Tamara is a historian of the nineteenth and early twentieth century Indian Ocean. Her research has three main focal points: the construction of scientific knowledge about the ocean, the connected scientific, intellectual, and labour histories of the Indian Ocean between the Middle East, South Asia, and Southeast Asia, and the question of how the scientific archive addresses histories of the non-human. 

Tamara's research

Her current research project, “Molluscs and Men: Pearling Labour and Environments in the Indian Ocean 1880-1925” is a history of three major sites of natural pearling in the Indian Ocean: the Persian Gulf, the Gulf of Mannar between South India and Ceylon and the Mergui Archipelago in Southern Burma.

Tamara holds a BA Hons. in History and Literature from Harvard College, and an MPhil in History from Cambridge, which she completed as the John Eliot Scholar in Jesus College, Cambridge. She will complete her PhD at Cambridge in 2022. 


(Advance access) “Seeing like the Sea: A Multispecies History of the Ceylon Pearl Fishery”, Past & Present

(forthcoming) with Sarah Qidwai, “South Asia’s Place in the History of Evolutionary Thought” in Bernard Lightman ed. Global Histories of Science and Religion

August 2020, “පර්සියානු බොක්කෙහි සිට ලංකාව වෙත මුතු කිමිදෙන්නන්ගේ සංක්‍රමණ, 1881-1925” [The Migration of Persian Gulf Pearl Divers to Ceylon, 1881-1925], ප්‍රවාද [Pravada, Journal of the Social Scientists Association, Sri Lanka], 35 

Public History 

2021 April, with Kalyani Ramnath, “Histories of the Enslaved in the Indian Ocean World: In Conversation with Nira Wickramasinghe,” on Borderlines, Comparative Studies of South Asia, Africa and the Middle East (CSSAME)

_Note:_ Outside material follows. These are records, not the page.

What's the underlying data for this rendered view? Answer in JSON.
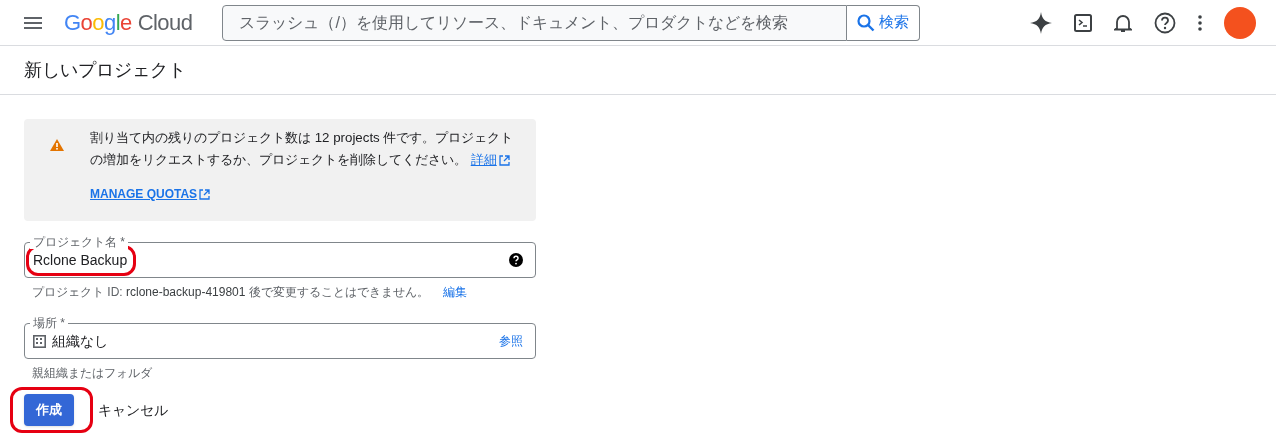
{
  "header": {
    "logo": {
      "brand": "Google",
      "product": "Cloud"
    },
    "search": {
      "placeholder": "スラッシュ（/）を使用してリソース、ドキュメント、プロダクトなどを検索",
      "button": "検索"
    }
  },
  "page_title": "新しいプロジェクト",
  "notice": {
    "text": "割り当て内の残りのプロジェクト数は 12 projects 件です。プロジェクトの増加をリクエストするか、プロジェクトを削除してください。",
    "link": "詳細",
    "action": "MANAGE QUOTAS"
  },
  "project_name": {
    "label": "プロジェクト名 *",
    "value": "Rclone Backup",
    "highlighted": true,
    "hint": "プロジェクト ID: **rclone-backup-419801** 後で変更することはできません。",
    "hint_link": "編集"
  },
  "location": {
    "label": "場所 *",
    "value": "組織なし",
    "browse": "参照",
    "hint": "親組織またはフォルダ"
  },
  "buttons": [
    {
      "label": "作成",
      "kind": "primary",
      "highlighted": true
    },
    {
      "label": "キャンセル",
      "kind": "text",
      "highlighted": false
    }
  ]
}
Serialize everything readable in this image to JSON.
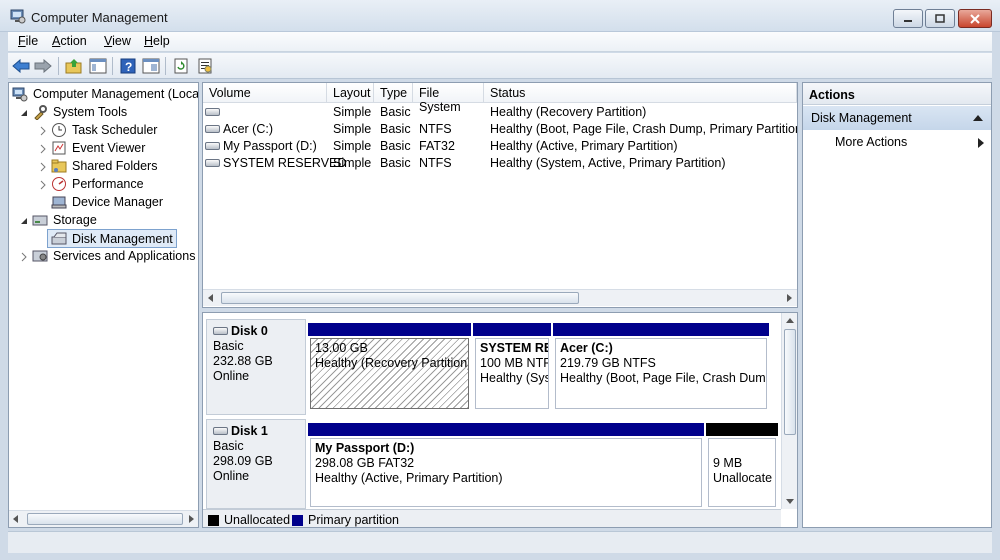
{
  "window": {
    "title": "Computer Management"
  },
  "menu": [
    {
      "label": "File",
      "key": "F",
      "rest": "ile"
    },
    {
      "label": "Action",
      "key": "A",
      "rest": "ction"
    },
    {
      "label": "View",
      "key": "V",
      "rest": "iew"
    },
    {
      "label": "Help",
      "key": "H",
      "rest": "elp"
    }
  ],
  "toolbar": {
    "icons": [
      "back-arrow-icon",
      "forward-arrow-icon",
      "up-folder-icon",
      "show-hide-tree-icon",
      "help-icon",
      "properties-icon",
      "refresh-icon",
      "export-list-icon"
    ]
  },
  "tree": {
    "root": "Computer Management (Local",
    "system_tools": "System Tools",
    "task_scheduler": "Task Scheduler",
    "event_viewer": "Event Viewer",
    "shared_folders": "Shared Folders",
    "performance": "Performance",
    "device_manager": "Device Manager",
    "storage": "Storage",
    "disk_management": "Disk Management",
    "services": "Services and Applications"
  },
  "volumes": {
    "columns": [
      "Volume",
      "Layout",
      "Type",
      "File System",
      "Status"
    ],
    "rows": [
      {
        "volume": "",
        "layout": "Simple",
        "type": "Basic",
        "fs": "",
        "status": "Healthy (Recovery Partition)"
      },
      {
        "volume": "Acer (C:)",
        "layout": "Simple",
        "type": "Basic",
        "fs": "NTFS",
        "status": "Healthy (Boot, Page File, Crash Dump, Primary Partition)"
      },
      {
        "volume": "My Passport (D:)",
        "layout": "Simple",
        "type": "Basic",
        "fs": "FAT32",
        "status": "Healthy (Active, Primary Partition)"
      },
      {
        "volume": "SYSTEM RESERVED",
        "layout": "Simple",
        "type": "Basic",
        "fs": "NTFS",
        "status": "Healthy (System, Active, Primary Partition)"
      }
    ]
  },
  "disks": {
    "disk0": {
      "name": "Disk 0",
      "type": "Basic",
      "size": "232.88 GB",
      "state": "Online",
      "p1": {
        "line1": "13.00 GB",
        "line2": "Healthy (Recovery Partition)"
      },
      "p2": {
        "name": "SYSTEM RES",
        "line1": "100 MB NTF",
        "line2": "Healthy (Sys"
      },
      "p3": {
        "name": "Acer  (C:)",
        "line1": "219.79 GB NTFS",
        "line2": "Healthy (Boot, Page File, Crash Dump,"
      }
    },
    "disk1": {
      "name": "Disk 1",
      "type": "Basic",
      "size": "298.09 GB",
      "state": "Online",
      "p1": {
        "name": "My Passport  (D:)",
        "line1": "298.08 GB FAT32",
        "line2": "Healthy (Active, Primary Partition)"
      },
      "p2": {
        "line1": "9 MB",
        "line2": "Unallocate"
      }
    }
  },
  "legend": {
    "unallocated": "Unallocated",
    "primary": "Primary partition"
  },
  "colors": {
    "primary": "#00008b",
    "unallocated": "#000000",
    "selection": "#c5d6ea"
  },
  "actions": {
    "header": "Actions",
    "section": "Disk Management",
    "more": "More Actions"
  }
}
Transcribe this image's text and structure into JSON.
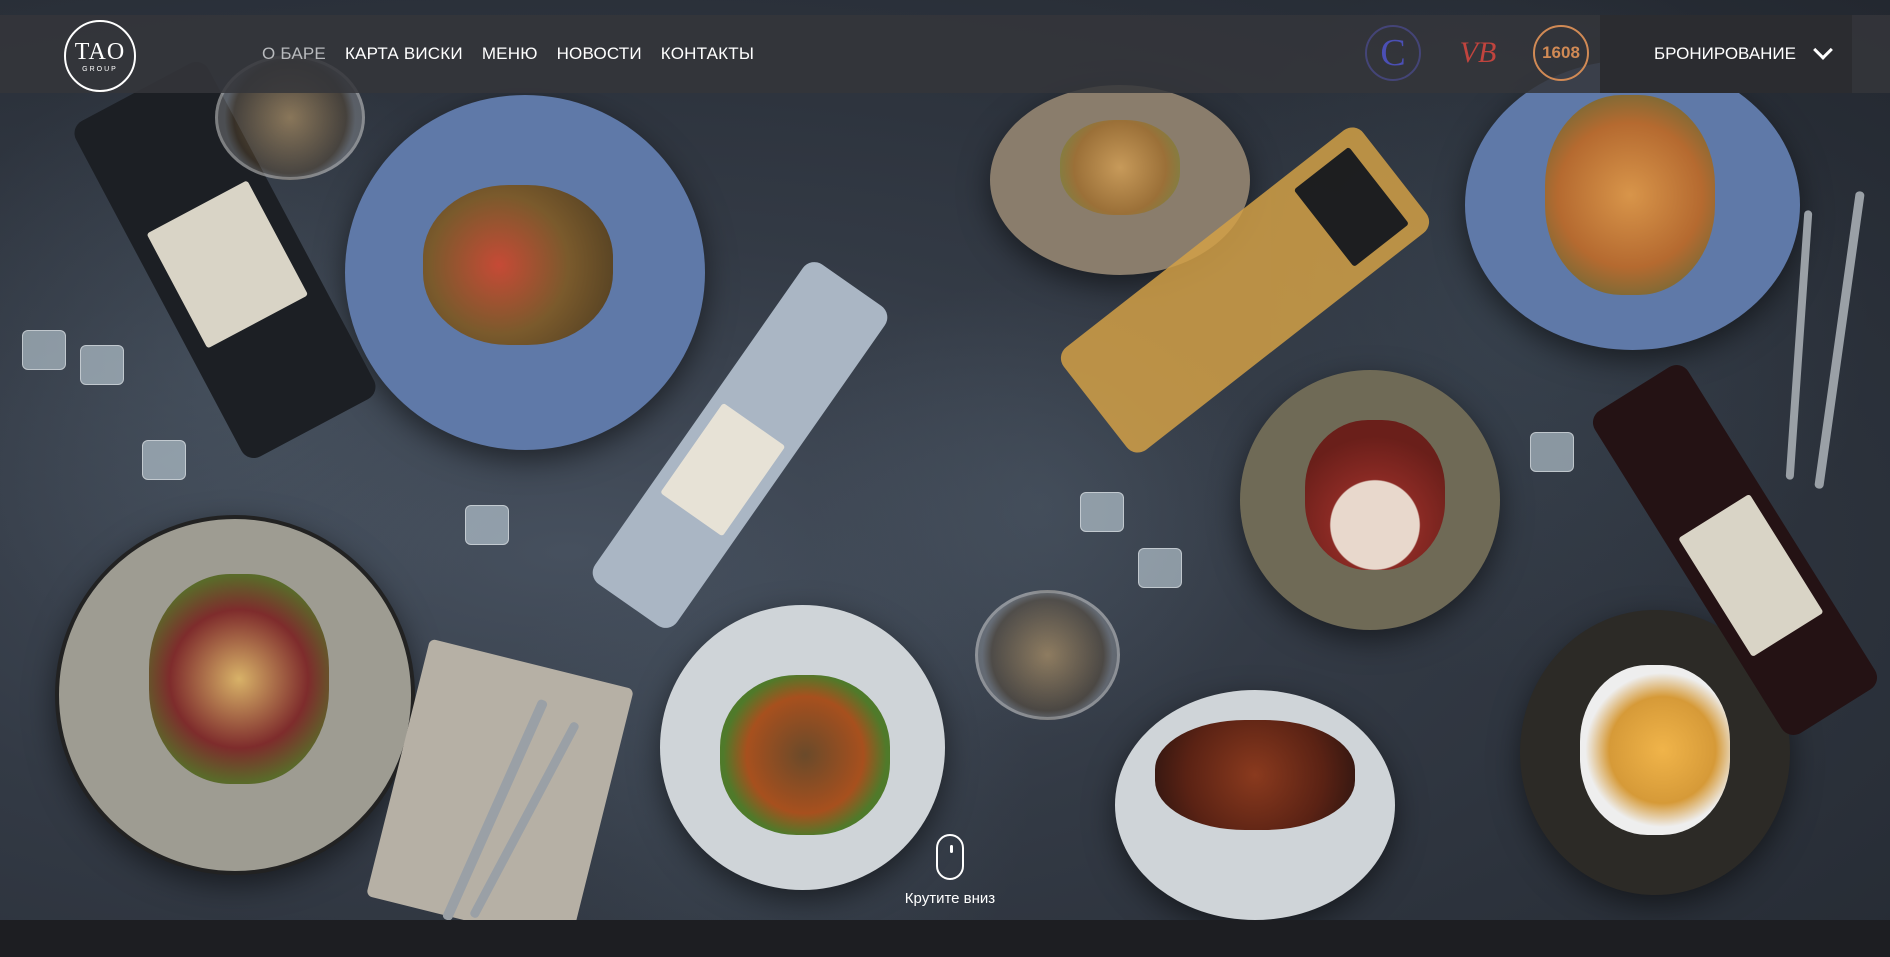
{
  "header": {
    "logo": {
      "mark": "TAO",
      "sub": "GROUP"
    },
    "nav": [
      {
        "label": "О БАРЕ",
        "active": true
      },
      {
        "label": "КАРТА ВИСКИ",
        "active": false
      },
      {
        "label": "МЕНЮ",
        "active": false
      },
      {
        "label": "НОВОСТИ",
        "active": false
      },
      {
        "label": "КОНТАКТЫ",
        "active": false
      }
    ],
    "partner_logos": [
      {
        "icon": "circle-c-logo",
        "text": "C",
        "color": "#4b4fb5"
      },
      {
        "icon": "vb-logo",
        "text": "VB",
        "color": "#c0443e"
      },
      {
        "icon": "1608-logo",
        "text": "1608",
        "color": "#d18a55"
      }
    ],
    "booking_label": "БРОНИРОВАНИЕ",
    "booking_icon": "chevron-down-icon"
  },
  "hero": {
    "scroll_label": "Крутите вниз",
    "scroll_icon": "mouse-icon"
  },
  "colors": {
    "navbar_bg": "#343639",
    "booking_bg": "#2b2c30",
    "nav_text": "#ffffff",
    "nav_active": "#b8babd",
    "page_bg": "#1d1e22"
  }
}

2021 April, “Ecology’s Ghosts,” in Hypocrite Reader, Issue 97

2020 July, “Death at the Pearl Fishery,” in Hypocrite Reader, Issue 95